*** Entries supplied

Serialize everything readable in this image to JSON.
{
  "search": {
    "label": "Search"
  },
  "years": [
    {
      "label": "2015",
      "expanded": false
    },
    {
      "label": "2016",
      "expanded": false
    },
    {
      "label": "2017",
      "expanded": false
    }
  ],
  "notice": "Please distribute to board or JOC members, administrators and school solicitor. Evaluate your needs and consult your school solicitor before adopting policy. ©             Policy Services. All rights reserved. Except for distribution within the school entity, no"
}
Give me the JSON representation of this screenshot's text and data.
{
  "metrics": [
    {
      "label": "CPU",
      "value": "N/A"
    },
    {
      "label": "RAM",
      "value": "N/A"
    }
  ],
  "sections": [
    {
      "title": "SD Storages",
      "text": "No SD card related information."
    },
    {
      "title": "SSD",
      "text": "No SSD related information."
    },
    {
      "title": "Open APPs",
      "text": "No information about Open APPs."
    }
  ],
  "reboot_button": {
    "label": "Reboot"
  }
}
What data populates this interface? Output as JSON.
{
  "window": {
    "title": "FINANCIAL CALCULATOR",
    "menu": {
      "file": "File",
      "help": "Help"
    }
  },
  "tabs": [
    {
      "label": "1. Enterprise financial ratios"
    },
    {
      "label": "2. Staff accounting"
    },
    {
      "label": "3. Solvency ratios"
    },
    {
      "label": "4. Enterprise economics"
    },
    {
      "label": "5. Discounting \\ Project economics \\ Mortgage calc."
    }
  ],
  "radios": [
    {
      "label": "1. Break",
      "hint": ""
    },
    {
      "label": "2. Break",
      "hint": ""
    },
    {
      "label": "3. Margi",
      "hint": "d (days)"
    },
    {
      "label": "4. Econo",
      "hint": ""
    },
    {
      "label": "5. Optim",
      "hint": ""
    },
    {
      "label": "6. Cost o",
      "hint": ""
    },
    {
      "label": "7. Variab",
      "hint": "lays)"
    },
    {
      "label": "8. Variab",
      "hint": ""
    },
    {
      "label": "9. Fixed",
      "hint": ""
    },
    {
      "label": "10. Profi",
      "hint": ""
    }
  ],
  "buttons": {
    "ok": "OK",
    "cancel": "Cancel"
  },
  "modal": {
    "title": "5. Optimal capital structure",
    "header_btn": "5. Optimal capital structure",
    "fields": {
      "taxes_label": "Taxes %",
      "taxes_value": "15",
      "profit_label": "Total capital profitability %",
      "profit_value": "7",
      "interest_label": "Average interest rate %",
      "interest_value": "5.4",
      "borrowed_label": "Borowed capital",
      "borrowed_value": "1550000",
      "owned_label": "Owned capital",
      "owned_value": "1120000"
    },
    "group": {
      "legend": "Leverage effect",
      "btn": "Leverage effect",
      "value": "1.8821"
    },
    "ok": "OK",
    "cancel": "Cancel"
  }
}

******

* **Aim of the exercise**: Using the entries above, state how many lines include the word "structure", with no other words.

* **Completed task**: 2